Print, exactly and completely, the data that appears below.

Element data from apps and pages:
▬▬▬

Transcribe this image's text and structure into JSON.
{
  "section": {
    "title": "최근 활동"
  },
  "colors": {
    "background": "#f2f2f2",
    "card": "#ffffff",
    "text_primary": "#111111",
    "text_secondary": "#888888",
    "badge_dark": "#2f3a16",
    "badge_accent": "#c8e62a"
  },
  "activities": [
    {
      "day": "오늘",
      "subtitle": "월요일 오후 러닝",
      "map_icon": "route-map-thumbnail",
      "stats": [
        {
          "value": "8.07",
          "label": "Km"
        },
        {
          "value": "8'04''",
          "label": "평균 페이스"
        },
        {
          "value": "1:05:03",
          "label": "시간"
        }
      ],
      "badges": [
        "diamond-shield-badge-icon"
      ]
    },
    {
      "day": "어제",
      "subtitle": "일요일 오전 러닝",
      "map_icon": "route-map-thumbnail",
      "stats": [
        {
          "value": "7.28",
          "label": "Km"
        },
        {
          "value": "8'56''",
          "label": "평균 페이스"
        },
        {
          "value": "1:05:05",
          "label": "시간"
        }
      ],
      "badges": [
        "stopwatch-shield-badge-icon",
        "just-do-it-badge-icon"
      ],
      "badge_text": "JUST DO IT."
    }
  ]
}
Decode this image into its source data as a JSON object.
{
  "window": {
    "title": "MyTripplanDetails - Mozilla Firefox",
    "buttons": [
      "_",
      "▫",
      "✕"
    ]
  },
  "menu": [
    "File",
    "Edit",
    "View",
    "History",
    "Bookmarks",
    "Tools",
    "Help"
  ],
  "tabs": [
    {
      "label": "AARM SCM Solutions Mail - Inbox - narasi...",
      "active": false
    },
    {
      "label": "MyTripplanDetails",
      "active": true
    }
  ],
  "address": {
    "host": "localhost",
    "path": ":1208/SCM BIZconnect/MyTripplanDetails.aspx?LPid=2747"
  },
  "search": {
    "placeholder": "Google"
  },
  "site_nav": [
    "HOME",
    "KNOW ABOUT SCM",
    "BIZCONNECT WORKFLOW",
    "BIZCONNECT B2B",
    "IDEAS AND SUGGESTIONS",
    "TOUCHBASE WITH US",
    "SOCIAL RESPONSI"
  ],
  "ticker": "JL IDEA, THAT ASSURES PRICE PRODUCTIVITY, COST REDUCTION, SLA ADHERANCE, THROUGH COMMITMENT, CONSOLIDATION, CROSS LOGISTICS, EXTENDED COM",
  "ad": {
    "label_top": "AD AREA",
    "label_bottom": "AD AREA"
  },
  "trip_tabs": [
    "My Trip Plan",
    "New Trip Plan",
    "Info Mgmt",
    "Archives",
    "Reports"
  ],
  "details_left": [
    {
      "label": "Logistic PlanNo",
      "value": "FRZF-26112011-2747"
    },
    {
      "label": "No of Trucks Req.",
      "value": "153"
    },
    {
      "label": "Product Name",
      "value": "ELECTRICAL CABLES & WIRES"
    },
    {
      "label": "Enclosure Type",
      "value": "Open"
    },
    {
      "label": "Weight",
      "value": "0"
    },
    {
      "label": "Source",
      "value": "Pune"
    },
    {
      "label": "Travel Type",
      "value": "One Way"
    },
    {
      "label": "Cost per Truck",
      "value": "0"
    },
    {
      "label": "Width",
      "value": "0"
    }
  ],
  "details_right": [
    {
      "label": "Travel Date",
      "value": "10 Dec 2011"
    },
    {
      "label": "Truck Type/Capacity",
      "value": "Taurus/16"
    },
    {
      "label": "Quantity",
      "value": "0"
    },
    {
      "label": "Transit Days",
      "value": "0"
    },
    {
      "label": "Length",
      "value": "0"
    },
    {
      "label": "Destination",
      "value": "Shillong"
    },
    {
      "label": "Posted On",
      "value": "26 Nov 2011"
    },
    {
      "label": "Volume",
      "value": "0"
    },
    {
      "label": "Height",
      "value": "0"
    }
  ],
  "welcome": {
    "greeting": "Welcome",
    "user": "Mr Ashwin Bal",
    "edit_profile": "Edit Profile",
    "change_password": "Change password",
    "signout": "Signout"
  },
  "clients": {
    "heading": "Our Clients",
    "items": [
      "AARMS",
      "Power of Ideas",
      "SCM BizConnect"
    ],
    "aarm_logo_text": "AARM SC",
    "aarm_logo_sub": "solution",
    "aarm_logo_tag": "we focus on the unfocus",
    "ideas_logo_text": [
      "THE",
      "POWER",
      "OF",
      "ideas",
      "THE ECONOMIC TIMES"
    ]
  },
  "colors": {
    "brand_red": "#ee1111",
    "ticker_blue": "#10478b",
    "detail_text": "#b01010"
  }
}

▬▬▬

* **OUTPUT FOR THIS TASK**:
Transcribe this image's text and structure into JSON.
{
  "section": {
    "title": "최근 활동"
  },
  "colors": {
    "background": "#f2f2f2",
    "card": "#ffffff",
    "text_primary": "#111111",
    "text_secondary": "#888888",
    "badge_dark": "#2f3a16",
    "badge_accent": "#c8e62a"
  },
  "activities": [
    {
      "day": "오늘",
      "subtitle": "월요일 오후 러닝",
      "map_icon": "route-map-thumbnail",
      "stats": [
        {
          "value": "8.07",
          "label": "Km"
        },
        {
          "value": "8'04''",
          "label": "평균 페이스"
        },
        {
          "value": "1:05:03",
          "label": "시간"
        }
      ],
      "badges": [
        "diamond-shield-badge-icon"
      ]
    },
    {
      "day": "어제",
      "subtitle": "일요일 오전 러닝",
      "map_icon": "route-map-thumbnail",
      "stats": [
        {
          "value": "7.28",
          "label": "Km"
        },
        {
          "value": "8'56''",
          "label": "평균 페이스"
        },
        {
          "value": "1:05:05",
          "label": "시간"
        }
      ],
      "badges": [
        "stopwatch-shield-badge-icon",
        "just-do-it-badge-icon"
      ],
      "badge_text": "JUST DO IT."
    }
  ]
}
Decode this image into its source data as a JSON object.
{
  "window": {
    "title": "MyTripplanDetails - Mozilla Firefox",
    "buttons": [
      "_",
      "▫",
      "✕"
    ]
  },
  "menu": [
    "File",
    "Edit",
    "View",
    "History",
    "Bookmarks",
    "Tools",
    "Help"
  ],
  "tabs": [
    {
      "label": "AARM SCM Solutions Mail - Inbox - narasi...",
      "active": false
    },
    {
      "label": "MyTripplanDetails",
      "active": true
    }
  ],
  "address": {
    "host": "localhost",
    "path": ":1208/SCM BIZconnect/MyTripplanDetails.aspx?LPid=2747"
  },
  "search": {
    "placeholder": "Google"
  },
  "site_nav": [
    "HOME",
    "KNOW ABOUT SCM",
    "BIZCONNECT WORKFLOW",
    "BIZCONNECT B2B",
    "IDEAS AND SUGGESTIONS",
    "TOUCHBASE WITH US",
    "SOCIAL RESPONSI"
  ],
  "ticker": "JL IDEA, THAT ASSURES PRICE PRODUCTIVITY, COST REDUCTION, SLA ADHERANCE, THROUGH COMMITMENT, CONSOLIDATION, CROSS LOGISTICS, EXTENDED COM",
  "ad": {
    "label_top": "AD AREA",
    "label_bottom": "AD AREA"
  },
  "trip_tabs": [
    "My Trip Plan",
    "New Trip Plan",
    "Info Mgmt",
    "Archives",
    "Reports"
  ],
  "details_left": [
    {
      "label": "Logistic PlanNo",
      "value": "FRZF-26112011-2747"
    },
    {
      "label": "No of Trucks Req.",
      "value": "153"
    },
    {
      "label": "Product Name",
      "value": "ELECTRICAL CABLES & WIRES"
    },
    {
      "label": "Enclosure Type",
      "value": "Open"
    },
    {
      "label": "Weight",
      "value": "0"
    },
    {
      "label": "Source",
      "value": "Pune"
    },
    {
      "label": "Travel Type",
      "value": "One Way"
    },
    {
      "label": "Cost per Truck",
      "value": "0"
    },
    {
      "label": "Width",
      "value": "0"
    }
  ],
  "details_right": [
    {
      "label": "Travel Date",
      "value": "10 Dec 2011"
    },
    {
      "label": "Truck Type/Capacity",
      "value": "Taurus/16"
    },
    {
      "label": "Quantity",
      "value": "0"
    },
    {
      "label": "Transit Days",
      "value": "0"
    },
    {
      "label": "Length",
      "value": "0"
    },
    {
      "label": "Destination",
      "value": "Shillong"
    },
    {
      "label": "Posted On",
      "value": "26 Nov 2011"
    },
    {
      "label": "Volume",
      "value": "0"
    },
    {
      "label": "Height",
      "value": "0"
    }
  ],
  "welcome": {
    "greeting": "Welcome",
    "user": "Mr Ashwin Bal",
    "edit_profile": "Edit Profile",
    "change_password": "Change password",
    "signout": "Signout"
  },
  "clients": {
    "heading": "Our Clients",
    "items": [
      "AARMS",
      "Power of Ideas",
      "SCM BizConnect"
    ],
    "aarm_logo_text": "AARM SC",
    "aarm_logo_sub": "solution",
    "aarm_logo_tag": "we focus on the unfocus",
    "ideas_logo_text": [
      "THE",
      "POWER",
      "OF",
      "ideas",
      "THE ECONOMIC TIMES"
    ]
  },
  "colors": {
    "brand_red": "#ee1111",
    "ticker_blue": "#10478b",
    "detail_text": "#b01010"
  }
}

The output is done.